May is Mental Health Awareness Month and even though one in five Americans struggle with mental health, there is often still a negative stigma surrounding mental health. In reality, a mental health challenge is anything that affects thinking, emotions, behaviors, or mood. This can be anything from a bad day at work to the loss of a loved one and it is completely normal to struggle no matter how big or small. Every person’s mental health journey is different but here are five small changes that can help improve your mental health either during a tough time or as a daily practice.
1. Find things that bring you joy
Laughter and happiness have been proven to decrease stress and increase feelings of self-confidence. While this sounds simple, it can sometimes be harder than we think, so it can’t hurt to start developing finding joy as a daily practice.
As a first step, try to make a list of things that make you happy. This can be anything from calling a friend, taking a warm bath, cooking, reading a book, listening to music, going for a walk, etc. Keep this list somewhere that you can easily access and anytime you are struggling, pull out the list and choose to do something on it that feels good at that moment.
2. Connect with others
It is very common for us to want to isolate ourselves when we aren’t feeling great mentally, but in reality, this can make us feel even worse. Studies have shown that socializing not only helps overcome feelings of loneliness but it also helps sharpen memory and cognitive skills, increases your sense of happiness and well-being, and may even help you live longer.
Whether it is calling a family member, grabbing coffee with a friend, joining a gym or club, or doing volunteer work, try to find a way to connect with other like minded people. It’s good for your mental and physical health!
3. Practice Gratitude
Another way to avoid getting stuck in negative thinking is by focusing on feeling grateful for the good things in your life. Scientists studying positive psychology found that a one-time act of thoughtful gratitude produced an immediate 10% increase in happiness and 35% reduction in depressive symptoms. In addition, regular gratitude journaling has been shown to result in 5% to 15% increases in optimism and 25% increased sleep quality.
As a starting point, commit to making a list of three things you are grateful for every single day. If you need a little bit of guidance, there are a ton of great gratitude journals that will help guide your gratitude practice until you get the hang of it!
4. Move your body
Researchers found that a person has an average of 3.4 poor mental health days per month but among those who exercise, the number of poor mental health days dropped by more than 40 percent. In addition, being physically active can reduce stress and tension, improve your mood, and so much more.
When we think of physical activity most of us think of running or high intensity exercise but moving your body can be anything from going for a walk, playing with your kids, or taking the stairs instead of the elevator.

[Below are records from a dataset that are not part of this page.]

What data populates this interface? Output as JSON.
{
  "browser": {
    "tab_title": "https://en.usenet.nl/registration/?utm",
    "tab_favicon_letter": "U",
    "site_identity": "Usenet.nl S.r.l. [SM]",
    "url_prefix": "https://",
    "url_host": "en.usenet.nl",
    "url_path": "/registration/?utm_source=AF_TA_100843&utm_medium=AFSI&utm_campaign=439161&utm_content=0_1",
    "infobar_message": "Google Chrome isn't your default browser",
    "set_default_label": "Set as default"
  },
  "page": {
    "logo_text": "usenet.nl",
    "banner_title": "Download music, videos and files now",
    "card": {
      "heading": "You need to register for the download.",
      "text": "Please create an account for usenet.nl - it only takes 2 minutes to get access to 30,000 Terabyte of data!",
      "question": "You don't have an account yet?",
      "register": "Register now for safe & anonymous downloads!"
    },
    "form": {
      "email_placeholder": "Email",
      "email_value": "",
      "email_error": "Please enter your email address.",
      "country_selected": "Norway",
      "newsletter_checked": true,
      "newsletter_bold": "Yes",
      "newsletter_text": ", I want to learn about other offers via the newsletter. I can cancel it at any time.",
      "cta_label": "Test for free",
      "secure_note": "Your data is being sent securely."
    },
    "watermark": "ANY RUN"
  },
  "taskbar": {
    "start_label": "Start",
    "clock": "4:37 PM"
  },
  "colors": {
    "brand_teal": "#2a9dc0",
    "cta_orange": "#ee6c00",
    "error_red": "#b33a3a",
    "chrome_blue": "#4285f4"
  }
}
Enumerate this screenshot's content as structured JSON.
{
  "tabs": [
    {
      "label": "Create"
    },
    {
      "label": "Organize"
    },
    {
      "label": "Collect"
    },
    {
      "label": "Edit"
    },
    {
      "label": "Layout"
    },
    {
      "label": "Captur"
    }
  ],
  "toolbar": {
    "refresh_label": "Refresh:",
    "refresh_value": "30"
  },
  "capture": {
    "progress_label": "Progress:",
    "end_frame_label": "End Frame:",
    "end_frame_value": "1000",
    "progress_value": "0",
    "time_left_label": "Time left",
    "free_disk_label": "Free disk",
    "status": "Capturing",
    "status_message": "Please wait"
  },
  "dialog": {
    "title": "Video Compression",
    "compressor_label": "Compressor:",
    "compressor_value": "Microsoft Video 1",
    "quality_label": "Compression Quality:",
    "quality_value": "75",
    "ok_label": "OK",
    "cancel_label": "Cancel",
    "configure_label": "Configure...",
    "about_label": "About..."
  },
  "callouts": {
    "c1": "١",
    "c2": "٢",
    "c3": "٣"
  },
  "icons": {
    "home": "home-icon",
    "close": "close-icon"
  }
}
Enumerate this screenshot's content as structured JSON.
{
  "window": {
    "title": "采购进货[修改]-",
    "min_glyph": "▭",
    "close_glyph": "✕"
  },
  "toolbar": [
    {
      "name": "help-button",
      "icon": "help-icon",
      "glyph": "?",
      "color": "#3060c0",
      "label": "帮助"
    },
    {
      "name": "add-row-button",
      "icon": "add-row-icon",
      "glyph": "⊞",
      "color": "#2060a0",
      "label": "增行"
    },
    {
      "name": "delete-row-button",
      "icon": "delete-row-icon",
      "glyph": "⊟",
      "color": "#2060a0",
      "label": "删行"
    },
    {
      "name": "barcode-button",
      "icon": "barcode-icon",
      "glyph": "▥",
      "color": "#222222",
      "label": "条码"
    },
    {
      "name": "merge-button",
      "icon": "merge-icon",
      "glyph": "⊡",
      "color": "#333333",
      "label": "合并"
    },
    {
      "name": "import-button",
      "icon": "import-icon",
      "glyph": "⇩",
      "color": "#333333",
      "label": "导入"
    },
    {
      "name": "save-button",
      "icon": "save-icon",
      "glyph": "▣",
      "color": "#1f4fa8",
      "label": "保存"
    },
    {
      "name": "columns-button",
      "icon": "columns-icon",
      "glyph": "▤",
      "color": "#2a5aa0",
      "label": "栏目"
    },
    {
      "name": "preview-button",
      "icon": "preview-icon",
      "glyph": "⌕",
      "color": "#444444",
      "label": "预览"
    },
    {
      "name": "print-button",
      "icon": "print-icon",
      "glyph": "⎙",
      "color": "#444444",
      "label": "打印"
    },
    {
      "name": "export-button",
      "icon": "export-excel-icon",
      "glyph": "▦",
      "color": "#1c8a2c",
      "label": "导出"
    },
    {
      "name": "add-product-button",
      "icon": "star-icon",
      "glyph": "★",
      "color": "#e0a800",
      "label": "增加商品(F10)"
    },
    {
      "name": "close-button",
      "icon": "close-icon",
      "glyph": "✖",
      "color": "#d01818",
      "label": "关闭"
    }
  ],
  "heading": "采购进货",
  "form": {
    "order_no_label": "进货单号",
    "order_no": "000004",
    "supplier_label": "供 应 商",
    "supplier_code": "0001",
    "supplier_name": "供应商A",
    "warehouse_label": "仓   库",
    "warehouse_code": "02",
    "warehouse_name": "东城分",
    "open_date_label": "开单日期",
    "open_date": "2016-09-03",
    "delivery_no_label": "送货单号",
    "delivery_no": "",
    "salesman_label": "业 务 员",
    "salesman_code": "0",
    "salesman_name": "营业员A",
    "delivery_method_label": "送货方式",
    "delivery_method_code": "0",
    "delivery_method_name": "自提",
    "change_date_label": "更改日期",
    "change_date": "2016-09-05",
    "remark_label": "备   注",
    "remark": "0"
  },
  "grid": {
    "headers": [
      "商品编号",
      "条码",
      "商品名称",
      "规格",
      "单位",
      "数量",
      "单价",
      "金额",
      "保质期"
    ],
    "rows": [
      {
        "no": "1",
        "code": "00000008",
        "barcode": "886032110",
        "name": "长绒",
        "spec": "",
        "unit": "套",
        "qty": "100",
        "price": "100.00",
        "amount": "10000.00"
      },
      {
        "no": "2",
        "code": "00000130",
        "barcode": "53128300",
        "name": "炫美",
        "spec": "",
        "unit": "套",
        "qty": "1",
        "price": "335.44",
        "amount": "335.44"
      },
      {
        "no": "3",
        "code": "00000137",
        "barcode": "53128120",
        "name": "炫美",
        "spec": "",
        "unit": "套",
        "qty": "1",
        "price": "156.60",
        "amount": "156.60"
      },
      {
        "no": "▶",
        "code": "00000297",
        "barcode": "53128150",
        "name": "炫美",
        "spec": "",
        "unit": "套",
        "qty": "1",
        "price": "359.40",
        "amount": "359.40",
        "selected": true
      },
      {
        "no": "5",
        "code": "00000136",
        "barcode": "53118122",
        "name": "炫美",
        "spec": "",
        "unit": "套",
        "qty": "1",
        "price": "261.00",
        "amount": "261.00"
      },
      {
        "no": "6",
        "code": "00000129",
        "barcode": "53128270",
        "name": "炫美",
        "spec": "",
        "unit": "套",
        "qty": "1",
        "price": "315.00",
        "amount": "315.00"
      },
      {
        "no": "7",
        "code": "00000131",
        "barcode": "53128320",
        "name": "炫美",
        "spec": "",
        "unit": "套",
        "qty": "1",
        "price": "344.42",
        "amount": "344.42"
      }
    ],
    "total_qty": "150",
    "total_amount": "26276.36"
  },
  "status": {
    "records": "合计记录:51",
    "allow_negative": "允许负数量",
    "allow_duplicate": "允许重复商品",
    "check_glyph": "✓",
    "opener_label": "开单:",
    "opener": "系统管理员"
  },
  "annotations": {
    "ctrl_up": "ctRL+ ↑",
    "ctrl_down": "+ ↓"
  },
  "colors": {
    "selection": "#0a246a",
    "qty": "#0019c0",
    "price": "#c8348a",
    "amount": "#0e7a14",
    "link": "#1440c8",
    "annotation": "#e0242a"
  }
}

According to the Mayo Clinic, doing 30 minutes or more of exercise a day for three to five days a week may significantly improve depression or anxiety symptoms. If that seems like a lot, don’t worry. As little as 10 to 15 minutes of physical activity at a time can also make a difference, so start small and work your way up if you need to!
5. Don’t be afraid to ask for help
If you think you may have a mental health challenge, remember you are not alone. It is completely normal to seek out mental health professionals. There are many virtual and local support options available. For more information, check out https://up2sd.org/resources or https://www.mentalhealthfirstaid.org/mental-health-resources/.